The Notorious Axeman of New Orleans
New Orleans has always had a reputation as a lawless delta city, and during the early 1900s, that reputation received a dark taint as the Axeman’s shadow was cast over it. Serial killers have likely been with us throughout history, but with the advent of the diverse, populous and above all anonymous cities, they were given the ideal hunting ground.
The same way Jack the Ripper terrified London less than forty years before, the Axeman’s crimes drove the city of New Orleans into a panic. Accusations were flying left and right, people seized on anything they could to feel safe, and the city fell into a state of defensive terror.
The first victims of the notorious Axeman were Joseph and Catherine Maggio, a grocer and his wife who were killed in May of 1918. They were found by Joseph’s brothers, who entered the apartment and were horrified to find the husband and wife dead in their bed. They had both been dispatched by blows with an ax, but it was clear that the greater damage had been visited on poor Catherine. Her head was nearly struck from her body by the force of the blows. Nothing was taken, and eerily enough, the murderer’s bloody clothes had been left in the apartment; apparently, he had stopped to change before he left.
The details of the Maggios’ killing told the police a few things. First, the killer’s aim was definitely murder. Valuables and money left in plain sight were not taken. Second, the killer planned his attack. He would have had to bring along clean clothes to change in to. Third, the killer was very strong. He battered down the back door to reach the couple.
The Axeman’s next victims were luckier than the Maggios. The next couple was severely wounded, but they both survived. In an odd twist, the male from that couple, Luke Besamer, spent some time under suspicion as a German spy after his correspondence was uncovered during the investigation.

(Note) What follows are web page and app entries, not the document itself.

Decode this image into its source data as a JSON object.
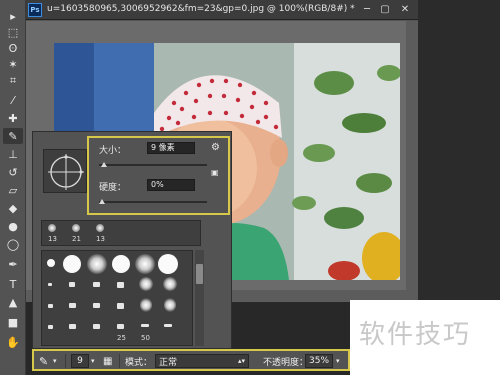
{
  "window": {
    "app_badge": "Ps",
    "doc_title": "u=1603580965,3006952962&fm=23&gp=0.jpg @ 100%(RGB/8#) *",
    "minimize_icon": "minimize-icon",
    "restore_icon": "restore-icon",
    "close_icon": "close-icon"
  },
  "tools": [
    {
      "name": "move-tool-icon",
      "glyph": "▸"
    },
    {
      "name": "marquee-tool-icon",
      "glyph": "⬚"
    },
    {
      "name": "lasso-tool-icon",
      "glyph": "ʘ"
    },
    {
      "name": "magic-wand-tool-icon",
      "glyph": "✶"
    },
    {
      "name": "crop-tool-icon",
      "glyph": "⌗"
    },
    {
      "name": "eyedropper-tool-icon",
      "glyph": "⁄"
    },
    {
      "name": "healing-brush-tool-icon",
      "glyph": "✚"
    },
    {
      "name": "brush-tool-icon",
      "glyph": "✎",
      "active": true
    },
    {
      "name": "clone-stamp-tool-icon",
      "glyph": "⊥"
    },
    {
      "name": "history-brush-tool-icon",
      "glyph": "↺"
    },
    {
      "name": "eraser-tool-icon",
      "glyph": "▱"
    },
    {
      "name": "paint-bucket-tool-icon",
      "glyph": "◆"
    },
    {
      "name": "blur-tool-icon",
      "glyph": "●"
    },
    {
      "name": "dodge-tool-icon",
      "glyph": "◯"
    },
    {
      "name": "pen-tool-icon",
      "glyph": "✒"
    },
    {
      "name": "type-tool-icon",
      "glyph": "T"
    },
    {
      "name": "path-selection-tool-icon",
      "glyph": "▲"
    },
    {
      "name": "shape-tool-icon",
      "glyph": "■"
    },
    {
      "name": "hand-tool-icon",
      "glyph": "✋"
    }
  ],
  "brush_popup": {
    "size_label": "大小：",
    "size_value": "9 像素",
    "hardness_label": "硬度：",
    "hardness_value": "0%",
    "settings_icon": "gear-icon",
    "new_preset_icon": "new-preset-icon",
    "size_slider_fraction": 0.02,
    "hardness_slider_fraction": 0.0,
    "recent_brushes": [
      "13",
      "21",
      "13"
    ]
  },
  "preset_labels": [
    "25",
    "50"
  ],
  "options_bar": {
    "brush_size": "9",
    "mode_label": "模式：",
    "mode_value": "正常",
    "opacity_label": "不透明度：",
    "opacity_value": "35%",
    "brush_icon": "brush-tool-icon",
    "toggle_panel_icon": "brush-panel-toggle-icon"
  },
  "watermark": "软件技巧",
  "colors": {
    "highlight": "#d8c84a",
    "panel": "#535353",
    "canvas_bg": "#6b6b6b"
  }
}
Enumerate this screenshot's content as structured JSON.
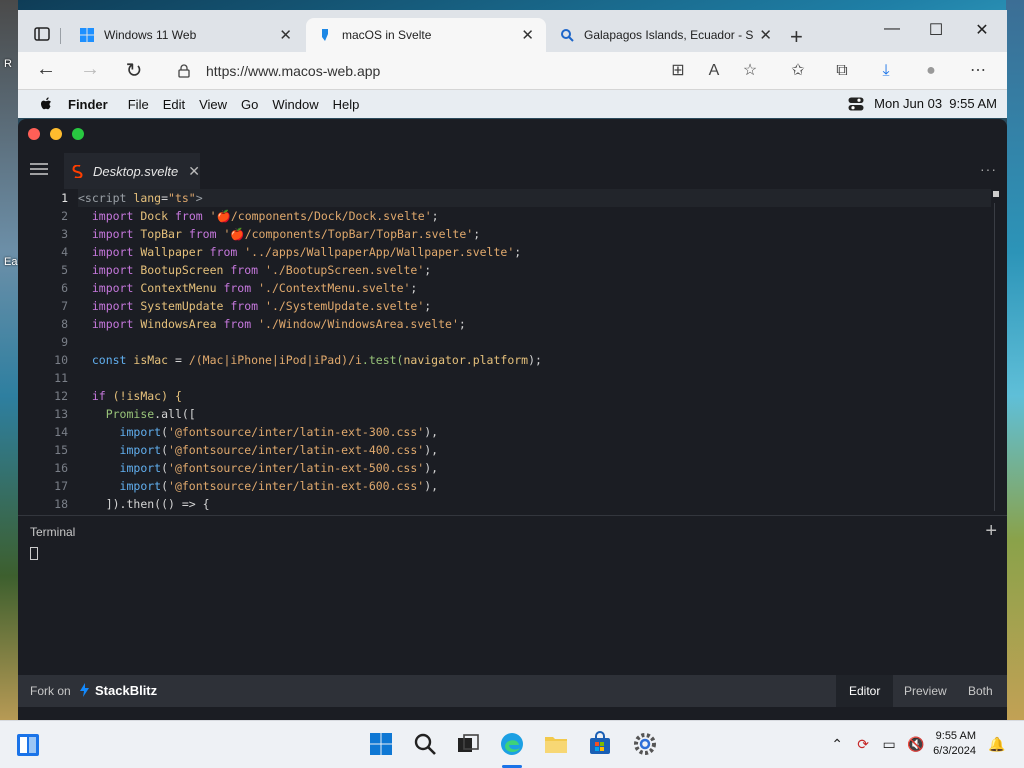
{
  "browser": {
    "tabs": [
      {
        "title": "Windows 11 Web",
        "favicon": "windows-logo-icon"
      },
      {
        "title": "macOS in Svelte",
        "favicon": "svelte-icon",
        "active": true
      },
      {
        "title": "Galapagos Islands, Ecuador - Sea",
        "favicon": "search-icon"
      }
    ],
    "url": "https://www.macos-web.app"
  },
  "desktop": {
    "icon_labels": [
      "R",
      "Ea"
    ]
  },
  "mac_menubar": {
    "app": "Finder",
    "items": [
      "File",
      "Edit",
      "View",
      "Go",
      "Window",
      "Help"
    ],
    "datetime": "Mon Jun 03  9:55 AM"
  },
  "editor": {
    "file_tab": "Desktop.svelte",
    "line_numbers": [
      "1",
      "2",
      "3",
      "4",
      "5",
      "6",
      "7",
      "8",
      "9",
      "10",
      "11",
      "12",
      "13",
      "14",
      "15",
      "16",
      "17",
      "18"
    ],
    "code": {
      "l1": {
        "open": "<script ",
        "attr": "lang",
        "eq": "=",
        "val": "\"ts\"",
        "close": ">"
      },
      "l2": {
        "kw": "import",
        "id": "Dock",
        "from": "from",
        "str": "'🍎/components/Dock/Dock.svelte'",
        "end": ";"
      },
      "l3": {
        "kw": "import",
        "id": "TopBar",
        "from": "from",
        "str": "'🍎/components/TopBar/TopBar.svelte'",
        "end": ";"
      },
      "l4": {
        "kw": "import",
        "id": "Wallpaper",
        "from": "from",
        "str": "'../apps/WallpaperApp/Wallpaper.svelte'",
        "end": ";"
      },
      "l5": {
        "kw": "import",
        "id": "BootupScreen",
        "from": "from",
        "str": "'./BootupScreen.svelte'",
        "end": ";"
      },
      "l6": {
        "kw": "import",
        "id": "ContextMenu",
        "from": "from",
        "str": "'./ContextMenu.svelte'",
        "end": ";"
      },
      "l7": {
        "kw": "import",
        "id": "SystemUpdate",
        "from": "from",
        "str": "'./SystemUpdate.svelte'",
        "end": ";"
      },
      "l8": {
        "kw": "import",
        "id": "WindowsArea",
        "from": "from",
        "str": "'./Window/WindowsArea.svelte'",
        "end": ";"
      },
      "l10": {
        "kw": "const",
        "id": "isMac",
        "eq": " = ",
        "re": "/(Mac|iPhone|iPod|iPad)/i",
        "call": ".test(",
        "arg": "navigator.platform",
        "end": ");"
      },
      "l12": {
        "kw": "if",
        "rest": " (!isMac) {"
      },
      "l13": {
        "id": "Promise",
        "rest": ".all(["
      },
      "l14": {
        "kw": "import",
        "str": "'@fontsource/inter/latin-ext-300.css'",
        "end": "),"
      },
      "l15": {
        "kw": "import",
        "str": "'@fontsource/inter/latin-ext-400.css'",
        "end": "),"
      },
      "l16": {
        "kw": "import",
        "str": "'@fontsource/inter/latin-ext-500.css'",
        "end": "),"
      },
      "l17": {
        "kw": "import",
        "str": "'@fontsource/inter/latin-ext-600.css'",
        "end": "),"
      },
      "l18": {
        "rest": "]).then(() => {"
      }
    }
  },
  "terminal": {
    "title": "Terminal"
  },
  "stackblitz": {
    "fork_label": "Fork on",
    "brand": "StackBlitz",
    "views": [
      "Editor",
      "Preview",
      "Both"
    ]
  },
  "taskbar": {
    "time": "9:55 AM",
    "date": "6/3/2024"
  },
  "colors": {
    "editor_bg": "#1b1d23",
    "keyword": "#c678dd",
    "string": "#e0a96d",
    "identifier": "#e5c07b"
  }
}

A woman known only as Mrs. Schneider was attacked while her husband was at work, but though her face was bloodied and battered, she survived and even gave birth a short while later.

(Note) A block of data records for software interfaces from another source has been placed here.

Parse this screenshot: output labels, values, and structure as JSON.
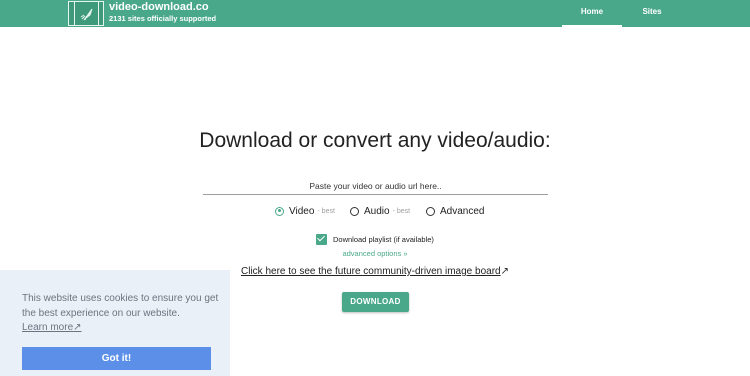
{
  "navbar": {
    "brand_title": "video-download.co",
    "brand_subtitle": "2131 sites officially supported",
    "logo_icon": "film-rocket-icon",
    "links": [
      {
        "label": "Home",
        "active": true
      },
      {
        "label": "Sites",
        "active": false
      }
    ],
    "bg_color": "#4aa88a"
  },
  "main": {
    "headline": "Download or convert any video/audio:",
    "url_input": {
      "value": "",
      "placeholder": "Paste your video or audio url here.."
    },
    "format_options": [
      {
        "label": "Video",
        "sub": "- best",
        "selected": true
      },
      {
        "label": "Audio",
        "sub": "- best",
        "selected": false
      },
      {
        "label": "Advanced",
        "sub": "",
        "selected": false
      }
    ],
    "playlist_checkbox": {
      "label": "Download playlist (if available)",
      "checked": true
    },
    "advanced_options_link": "advanced options »",
    "future_link": "Click here to see the future community-driven image board",
    "future_link_icon": "external-link-icon",
    "download_button": "DOWNLOAD"
  },
  "cookie_banner": {
    "message": "This website uses cookies to ensure you get the best experience on our website.",
    "learn_more": "Learn more",
    "accept_button": "Got it!",
    "button_color": "#5b8fe8"
  }
}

Charles and Rosie Cortimiglia, a married couple, were the Axeman’s next target. Both were badly wounded by the attack. Though they survived, their daughter, a two year old sleeping in her mother’s arms, did not. She had been killed by a single blow to the back of the neck.

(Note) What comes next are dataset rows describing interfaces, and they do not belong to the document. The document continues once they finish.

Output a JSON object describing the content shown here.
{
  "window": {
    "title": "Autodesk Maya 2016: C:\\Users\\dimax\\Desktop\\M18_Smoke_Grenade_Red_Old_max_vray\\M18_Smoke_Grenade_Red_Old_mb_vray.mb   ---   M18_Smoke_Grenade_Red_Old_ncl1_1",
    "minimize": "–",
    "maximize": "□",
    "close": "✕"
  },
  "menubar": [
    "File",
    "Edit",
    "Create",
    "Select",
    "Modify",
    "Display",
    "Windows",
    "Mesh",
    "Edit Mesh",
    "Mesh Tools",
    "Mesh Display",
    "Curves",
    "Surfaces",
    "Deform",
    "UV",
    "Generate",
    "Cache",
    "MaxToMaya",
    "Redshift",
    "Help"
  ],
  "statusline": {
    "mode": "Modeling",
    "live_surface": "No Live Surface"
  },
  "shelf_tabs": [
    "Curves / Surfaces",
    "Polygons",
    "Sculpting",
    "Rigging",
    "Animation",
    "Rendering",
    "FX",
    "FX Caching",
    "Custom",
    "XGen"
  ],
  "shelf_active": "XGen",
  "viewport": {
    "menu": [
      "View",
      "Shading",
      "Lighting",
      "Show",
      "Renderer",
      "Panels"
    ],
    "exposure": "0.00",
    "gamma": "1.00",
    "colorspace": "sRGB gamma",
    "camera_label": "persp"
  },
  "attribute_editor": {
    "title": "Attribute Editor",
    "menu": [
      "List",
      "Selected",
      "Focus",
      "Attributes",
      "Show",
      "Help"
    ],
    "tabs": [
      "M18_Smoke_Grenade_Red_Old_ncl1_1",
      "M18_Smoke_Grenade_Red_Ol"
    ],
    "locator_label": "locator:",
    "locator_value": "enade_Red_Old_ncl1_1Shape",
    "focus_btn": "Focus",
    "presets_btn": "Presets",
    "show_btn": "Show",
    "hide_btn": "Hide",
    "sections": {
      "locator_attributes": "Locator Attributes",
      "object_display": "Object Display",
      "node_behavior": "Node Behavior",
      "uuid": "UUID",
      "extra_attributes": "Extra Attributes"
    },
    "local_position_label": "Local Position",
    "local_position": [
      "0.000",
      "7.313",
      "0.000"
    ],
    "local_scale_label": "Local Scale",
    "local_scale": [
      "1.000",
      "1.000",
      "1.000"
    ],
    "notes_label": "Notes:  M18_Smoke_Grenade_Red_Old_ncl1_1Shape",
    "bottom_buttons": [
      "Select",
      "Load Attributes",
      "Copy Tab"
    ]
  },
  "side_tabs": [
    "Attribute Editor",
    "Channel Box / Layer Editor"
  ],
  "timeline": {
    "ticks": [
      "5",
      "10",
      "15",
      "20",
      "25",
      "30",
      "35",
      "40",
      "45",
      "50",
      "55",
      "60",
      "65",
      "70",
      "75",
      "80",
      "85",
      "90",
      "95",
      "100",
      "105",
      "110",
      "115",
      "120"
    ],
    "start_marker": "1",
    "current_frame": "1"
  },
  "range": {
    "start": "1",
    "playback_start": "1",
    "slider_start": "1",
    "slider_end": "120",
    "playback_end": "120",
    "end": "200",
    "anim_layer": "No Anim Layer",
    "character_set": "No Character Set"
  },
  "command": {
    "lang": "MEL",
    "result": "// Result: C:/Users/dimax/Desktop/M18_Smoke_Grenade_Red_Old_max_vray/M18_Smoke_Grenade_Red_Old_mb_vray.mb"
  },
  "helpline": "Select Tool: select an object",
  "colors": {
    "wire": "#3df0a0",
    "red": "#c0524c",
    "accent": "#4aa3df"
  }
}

Two unrelated people, Steve Boca and Sarah Laumann were attacked next. The mode of entry and the attacks were the same, but neither died from the wounds. Neither could offer the police any details of their attacker.
The last death associated with the infamous Axeman was Mike Pepitone, caught at home alone and attacked so viciously that his room was soaked with blood.
By the time the people of New Orleans realized that there was a killer in their midst, the killer had started playing with the press. A letter was sent to the newspapers where the Axeman declared himself an invisible spirit from hell. He told the people of New Orleans that tey were lucky that he did not kill every night, and stated that on a date a few nights from then, he would be making a visit to a home to kill the inhabitants therein. However, any home or venue that had jazz playing would be spared.
As may be expected, every jazz band in New Orleans were booked that night, and the dance halls were filled to capacity.
Whle the town was largely terrified, there were some citizens who were justifiably angry. There was more than one challenge to the Axeman to come visit at certain homes, and one such invitation said that the door would be left open for him.
In 1919, the Axeman’s attacks stopped as quickly as they had began. Whether he died or was incarcerated for some other reason, there is no telling what happened to him. Some mysteries can be solved, but as the years go by, the Axeman’s legacy remains one of eerie uncertain fear.